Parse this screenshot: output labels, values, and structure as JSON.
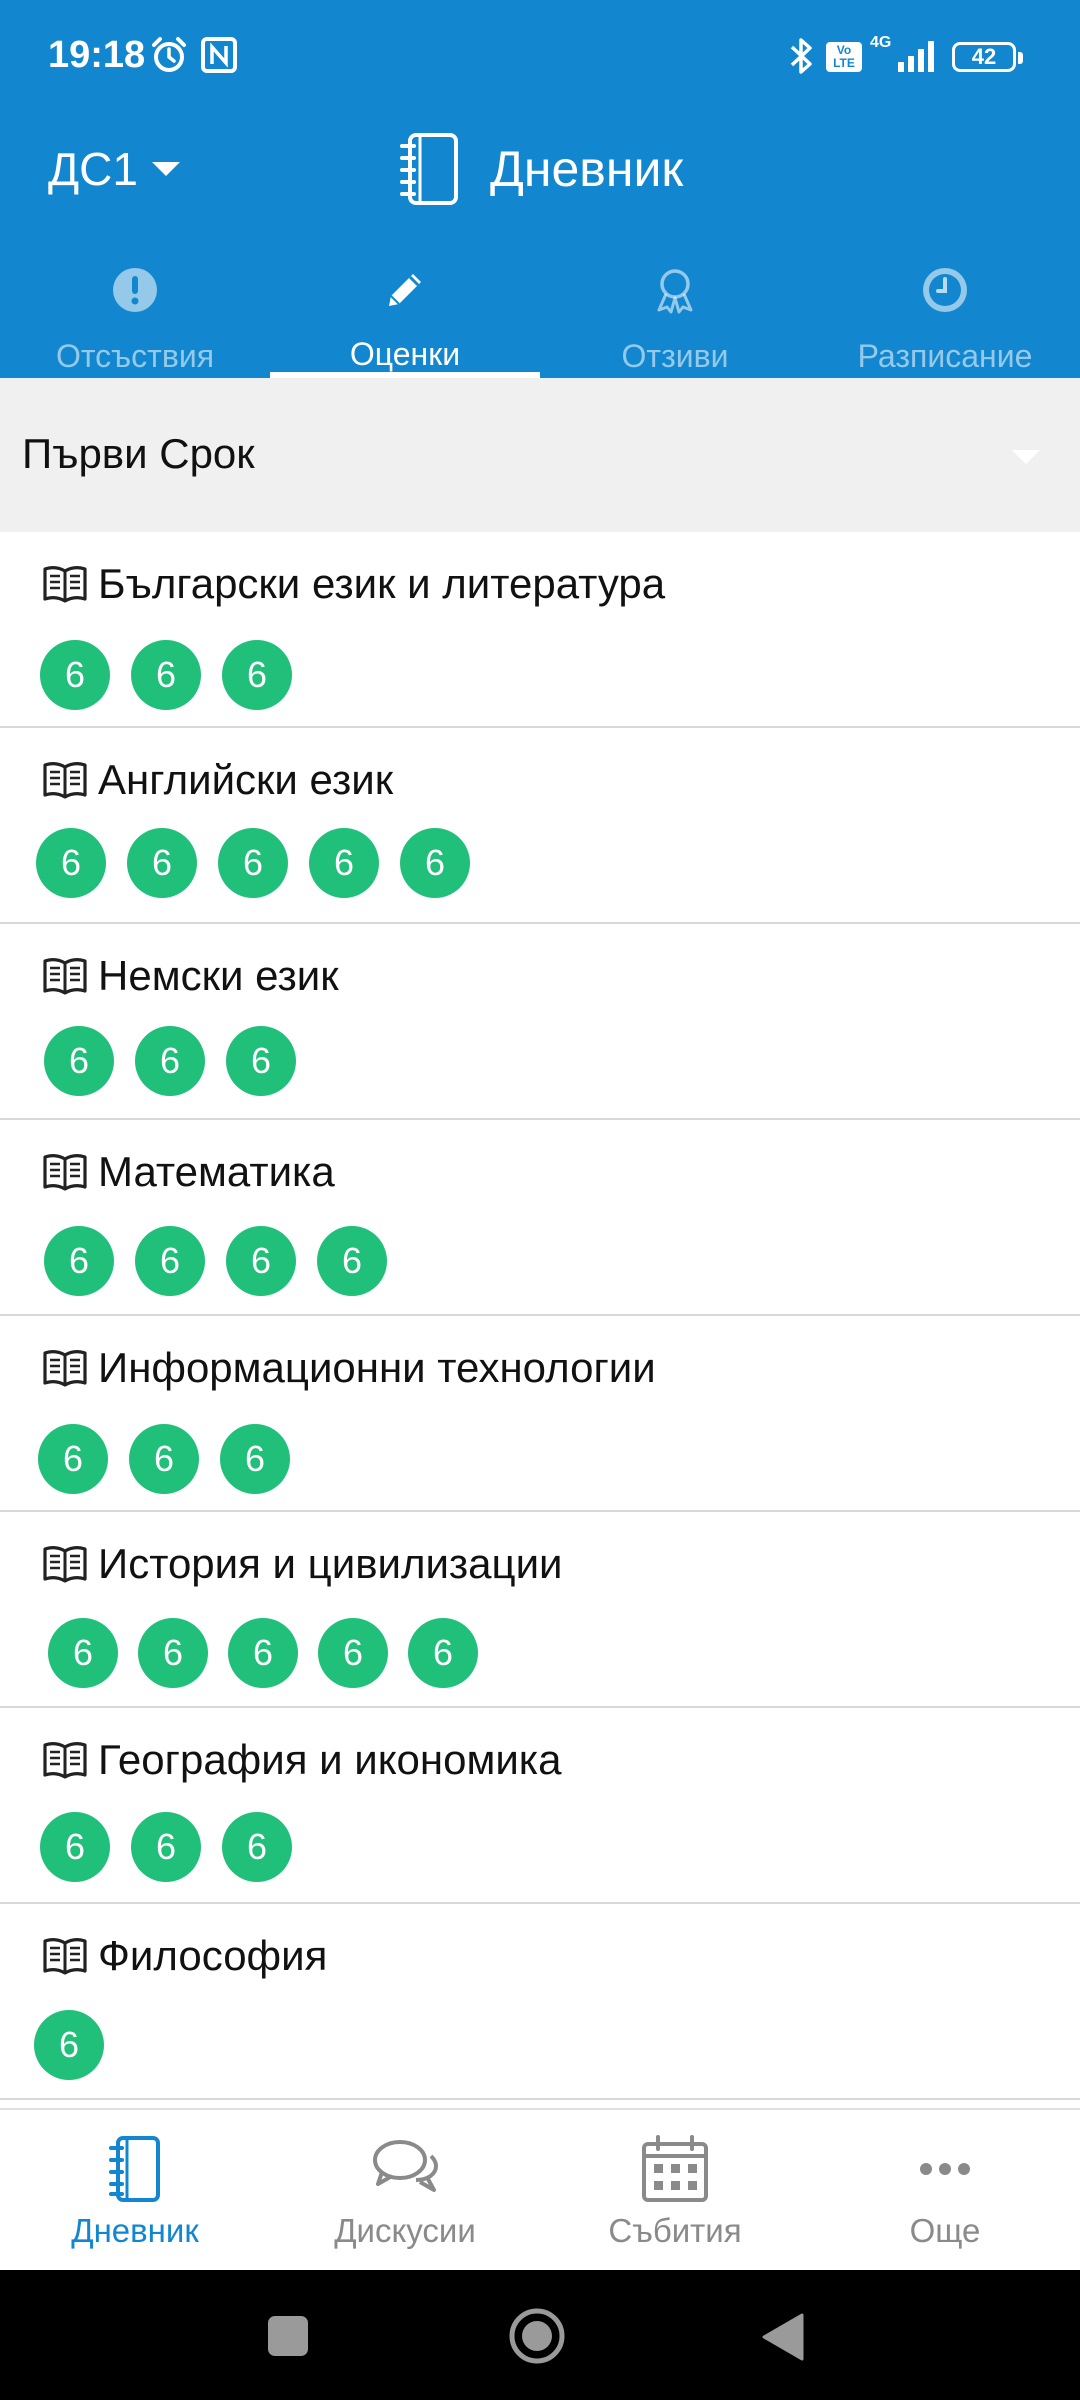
{
  "status_bar": {
    "time": "19:18",
    "network": "4G",
    "volte": "Vo LTE",
    "battery": "42"
  },
  "header": {
    "class_label": "ДС1",
    "title": "Дневник"
  },
  "tabs": [
    {
      "label": "Отсъствия",
      "icon": "exclamation-icon",
      "active": false
    },
    {
      "label": "Оценки",
      "icon": "pencil-icon",
      "active": true
    },
    {
      "label": "Отзиви",
      "icon": "ribbon-award-icon",
      "active": false
    },
    {
      "label": "Разписание",
      "icon": "clock-icon",
      "active": false
    }
  ],
  "term": {
    "label": "Първи Срок"
  },
  "subjects": [
    {
      "name": "Български език и литература",
      "grades": [
        "6",
        "6",
        "6"
      ]
    },
    {
      "name": "Английски език",
      "grades": [
        "6",
        "6",
        "6",
        "6",
        "6"
      ]
    },
    {
      "name": "Немски език",
      "grades": [
        "6",
        "6",
        "6"
      ]
    },
    {
      "name": "Математика",
      "grades": [
        "6",
        "6",
        "6",
        "6"
      ]
    },
    {
      "name": "Информационни технологии",
      "grades": [
        "6",
        "6",
        "6"
      ]
    },
    {
      "name": "История и цивилизации",
      "grades": [
        "6",
        "6",
        "6",
        "6",
        "6"
      ]
    },
    {
      "name": "География и икономика",
      "grades": [
        "6",
        "6",
        "6"
      ]
    },
    {
      "name": "Философия",
      "grades": [
        "6"
      ]
    }
  ],
  "bottom_nav": [
    {
      "label": "Дневник",
      "icon": "notebook-icon",
      "active": true
    },
    {
      "label": "Дискусии",
      "icon": "chat-bubbles-icon",
      "active": false
    },
    {
      "label": "Събития",
      "icon": "calendar-icon",
      "active": false
    },
    {
      "label": "Още",
      "icon": "more-dots-icon",
      "active": false
    }
  ],
  "colors": {
    "primary": "#1287d0",
    "grade": "#21c07a",
    "term_bar": "#f0f0f0",
    "inactive_nav": "#8a8a8a"
  }
}
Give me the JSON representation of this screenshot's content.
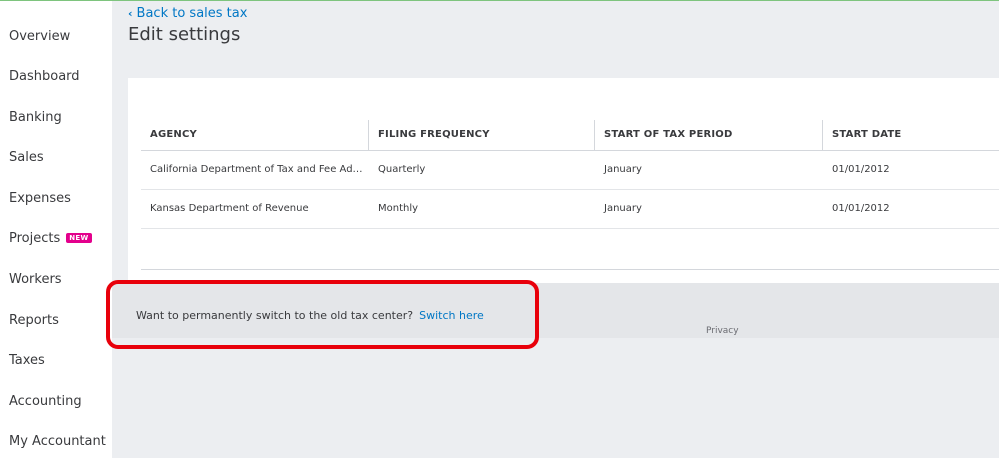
{
  "sidebar": {
    "items": [
      {
        "label": "Overview"
      },
      {
        "label": "Dashboard"
      },
      {
        "label": "Banking"
      },
      {
        "label": "Sales"
      },
      {
        "label": "Expenses"
      },
      {
        "label": "Projects",
        "badge": "NEW"
      },
      {
        "label": "Workers"
      },
      {
        "label": "Reports"
      },
      {
        "label": "Taxes"
      },
      {
        "label": "Accounting"
      },
      {
        "label": "My Accountant"
      }
    ]
  },
  "header": {
    "back_link": "Back to sales tax",
    "title": "Edit settings"
  },
  "table": {
    "columns": [
      "AGENCY",
      "FILING FREQUENCY",
      "START OF TAX PERIOD",
      "START DATE"
    ],
    "rows": [
      [
        "California Department of Tax and Fee Administration",
        "Quarterly",
        "January",
        "01/01/2012"
      ],
      [
        "Kansas Department of Revenue",
        "Monthly",
        "January",
        "01/01/2012"
      ]
    ]
  },
  "footer": {
    "switch_prompt": "Want to permanently switch to the old tax center?",
    "switch_link": "Switch here",
    "privacy": "Privacy"
  },
  "colors": {
    "link": "#0077c5",
    "badge": "#e3008c",
    "highlight": "#e8000b"
  }
}
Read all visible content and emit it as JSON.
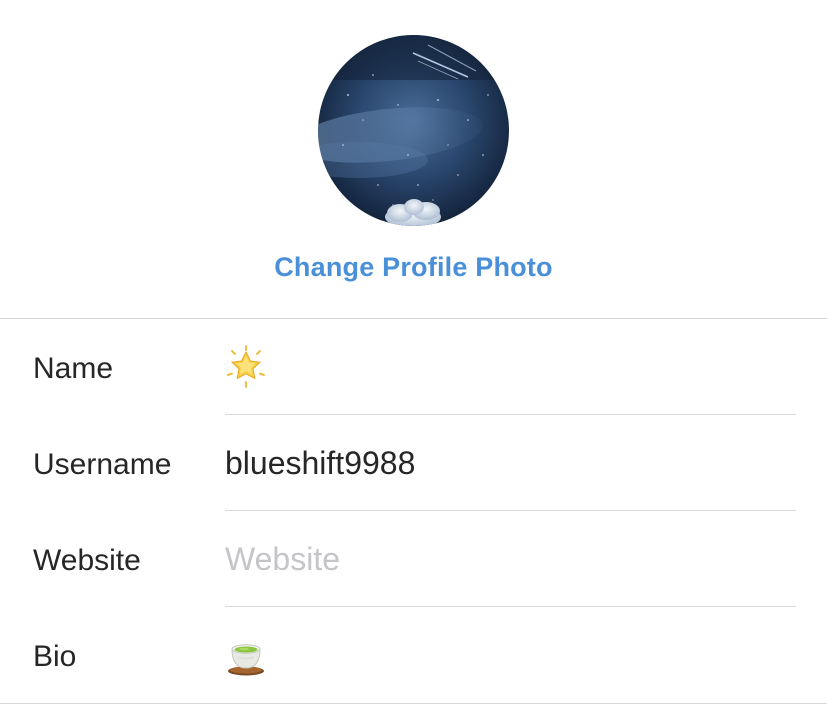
{
  "profile": {
    "change_photo_label": "Change Profile Photo",
    "accent_color": "#4a90d9",
    "avatar_icon": "night-sky-avatar"
  },
  "fields": {
    "name": {
      "label": "Name",
      "value_icon": "glowing-star-emoji"
    },
    "username": {
      "label": "Username",
      "value": "blueshift9988"
    },
    "website": {
      "label": "Website",
      "placeholder": "Website"
    },
    "bio": {
      "label": "Bio",
      "value_icon": "green-tea-emoji"
    }
  }
}
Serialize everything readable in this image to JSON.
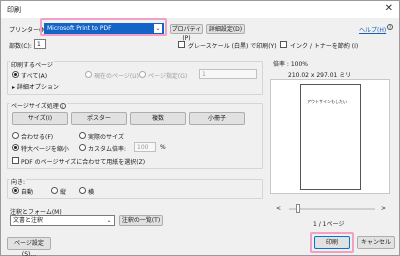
{
  "window": {
    "title": "印刷",
    "close_glyph": "✕"
  },
  "printer": {
    "label": "プリンター(N):",
    "selected": "Microsoft Print to PDF",
    "properties_label": "プロパティ(P)",
    "advanced_label": "詳細設定(D)",
    "help_label": "ヘルプ(H)"
  },
  "copies": {
    "label": "部数(C):",
    "value": "1",
    "grayscale_label": "グレースケール (白黒) で印刷(Y)",
    "save_ink_label": "インク / トナーを節約 (I)"
  },
  "pages": {
    "section_label": "印刷するページ",
    "all_label": "すべて(A)",
    "current_label": "現在のページ(U)",
    "range_label": "ページ指定(G)",
    "range_value": "1",
    "more_options_label": "詳細オプション",
    "selected": "all"
  },
  "page_sizing": {
    "section_label": "ページサイズ処理",
    "buttons": {
      "size": "サイズ(I)",
      "poster": "ポスター",
      "multiple": "複数",
      "booklet": "小冊子"
    },
    "fit_label": "合わせる(F)",
    "actual_label": "実際のサイズ",
    "shrink_label": "特大ページを縮小",
    "custom_label": "カスタム倍率:",
    "custom_value": "100",
    "percent": "%",
    "pdf_size_label": "PDF のページサイズに合わせて用紙を選択(Z)",
    "selected": "shrink"
  },
  "orientation": {
    "section_label": "向き:",
    "auto_label": "自動",
    "portrait_label": "縦",
    "landscape_label": "横",
    "selected": "auto"
  },
  "comments": {
    "section_label": "注釈とフォーム(M)",
    "selected": "文書と注釈",
    "summarize_label": "注釈の一覧(T)"
  },
  "preview": {
    "scale_label": "倍率 : 100%",
    "paper_size": "210.02 x 297.01 ミリ",
    "page_text": "アウトサインもしたい",
    "page_count": "1 / 1ページ",
    "prev_glyph": "<",
    "next_glyph": ">"
  },
  "footer": {
    "page_setup_label": "ページ設定(S)...",
    "print_label": "印刷",
    "cancel_label": "キャンセル"
  },
  "colors": {
    "highlight": "#f2a1c5",
    "printer_select_bg": "#1464c8"
  }
}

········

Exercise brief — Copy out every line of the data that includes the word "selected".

Exercise solution —
    "selected": "Microsoft Print to PDF",
    "selected": "all"
    "selected": "shrink"
    "selected": "auto"
    "selected": "文書と注釈",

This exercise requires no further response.